News for Immediate Release
June 22, 2009
Contact: Thomas O’Keefe, 425-417-9012, email@example.com
Outdoor Community Requests Colorado Governor’s Intervention
in Roadless Rule-Making Process
More than 40 Colorado organizations and businesses sign letter supporting significant revisions
to draft Colorado roadless rule, stress economic importance of backcountry
DENVER – A broad coalition of human-powered outdoors recreation groups and businesses today asked Colorado Governor Bill Ritter to protect Colorado’s outdoors by implementing revisions into a draft rule for management of the state’s national forest roadless areas. Led by the Outdoor Alliance and Outdoor Industry Association, the consortium stressed the importance of public-lands roadless areas in sustaining both Colorado’s recreational opportunities and its economy, and it emphasized that the proposed Colorado roadless rule currently does not ensure that these valuable lands will be appropriately managed.
“The availability of high-quality outdoor recreation opportunities is a major contributing factor to the quality of life in Colorado,” said Kim Coupounas, cofounder and chief sustainability officer of GoLite, an outdoor clothing and equipment manufacturer based in Boulder that signed the recreationists’ letter to the governor. “Simply put, many of our members and customers live and work in Colorado because of the recreational opportunities.”
Members of the outdoors industry and outdoors groups have been meeting with representatives from the state and U.S. Forest Service throughout the development of the Colorado roadless rule, which was initiated in 2007. Many in the outdoors community have raised concerns that the rule, as presently drafted, fails to adequately protect the backcountry and is in need of specific changes and clarifications.
“Colorado roadless areas provide some of the best recreation opportunities in the state,” said Nathan Fey, fourth-generation Coloradan and Colorado stewardship director of American Whitewater, a signatory of the coalition’s letter. “Rivers like the Cache la Poudre, the Piedra and Oh Be Joyful Creek are iconic whitewater runs that are valued for their high-quality roadless character.”
Colorado’s 345 roadless areas comprise approximately 4.4 million acres.
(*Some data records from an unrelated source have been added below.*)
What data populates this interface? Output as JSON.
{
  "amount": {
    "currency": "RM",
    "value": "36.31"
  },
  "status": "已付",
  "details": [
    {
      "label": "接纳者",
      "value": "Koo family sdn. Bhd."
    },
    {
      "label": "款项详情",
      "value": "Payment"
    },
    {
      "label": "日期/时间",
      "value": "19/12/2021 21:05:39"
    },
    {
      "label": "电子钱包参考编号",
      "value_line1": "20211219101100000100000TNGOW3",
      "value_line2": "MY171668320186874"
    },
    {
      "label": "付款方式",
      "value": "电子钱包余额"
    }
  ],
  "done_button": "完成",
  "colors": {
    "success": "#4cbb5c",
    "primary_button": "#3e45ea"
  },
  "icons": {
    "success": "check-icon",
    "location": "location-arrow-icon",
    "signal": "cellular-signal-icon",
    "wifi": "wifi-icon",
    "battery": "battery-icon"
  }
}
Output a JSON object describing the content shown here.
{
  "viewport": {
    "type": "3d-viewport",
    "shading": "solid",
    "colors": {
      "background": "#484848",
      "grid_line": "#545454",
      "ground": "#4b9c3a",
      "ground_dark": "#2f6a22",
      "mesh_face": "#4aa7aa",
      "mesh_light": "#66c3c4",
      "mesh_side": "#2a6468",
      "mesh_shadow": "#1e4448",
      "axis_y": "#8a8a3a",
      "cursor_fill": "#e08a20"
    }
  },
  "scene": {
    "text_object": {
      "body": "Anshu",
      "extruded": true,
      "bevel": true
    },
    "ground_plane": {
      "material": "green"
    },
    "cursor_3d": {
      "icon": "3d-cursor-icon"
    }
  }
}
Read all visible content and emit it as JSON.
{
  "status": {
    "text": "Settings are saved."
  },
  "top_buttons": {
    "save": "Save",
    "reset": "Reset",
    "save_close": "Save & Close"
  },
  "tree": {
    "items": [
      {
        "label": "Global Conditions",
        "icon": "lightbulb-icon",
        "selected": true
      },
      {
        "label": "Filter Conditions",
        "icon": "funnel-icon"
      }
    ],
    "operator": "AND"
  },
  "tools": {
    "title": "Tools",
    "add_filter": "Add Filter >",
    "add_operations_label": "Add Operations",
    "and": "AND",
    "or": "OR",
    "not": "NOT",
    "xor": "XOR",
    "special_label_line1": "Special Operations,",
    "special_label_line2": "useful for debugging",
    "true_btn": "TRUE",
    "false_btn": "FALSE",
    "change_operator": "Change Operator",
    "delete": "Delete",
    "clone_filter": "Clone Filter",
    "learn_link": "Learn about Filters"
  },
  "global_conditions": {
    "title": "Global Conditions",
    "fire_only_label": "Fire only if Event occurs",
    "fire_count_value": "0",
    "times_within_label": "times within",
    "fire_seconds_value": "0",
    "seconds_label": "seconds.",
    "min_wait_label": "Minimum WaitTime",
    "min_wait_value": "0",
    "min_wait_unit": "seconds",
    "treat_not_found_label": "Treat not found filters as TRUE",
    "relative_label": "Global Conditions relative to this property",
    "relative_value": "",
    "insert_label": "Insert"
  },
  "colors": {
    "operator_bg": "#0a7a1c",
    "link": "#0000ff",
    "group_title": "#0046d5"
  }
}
Active outdoor recreation contributes more than $10 billion annually to the Colorado economy, supporting 107,000 jobs in the state and generating $500 million annually in state tax revenue.
“Roadless areas in Colorado’s national forests have played a significant role in our state’s economic vitality and especially so as these special landscapes have provided for world-renowned outdoor recreation opportunities,” said Mike Van Abel, executive director of the International Mountain Bicycling Association, which also signed the recreationists’ letter to the governor. “The allure of the wild quality of these ecologically vital forests is what inspires outdoor enthusiasts to advocate for and partner with the U.S. Forest Service and the state of Colorado to ensure future generations have opportunities for adventure and solitude that we enjoy today.”
The mission of the Outdoor Alliance is to ensure the conservation and stewardship of our nation’s land and waters through the promotion of sustainable, human-powered recreation. The Outdoor Industry Association is the premier trade association for companies in the active outdoor recreation business.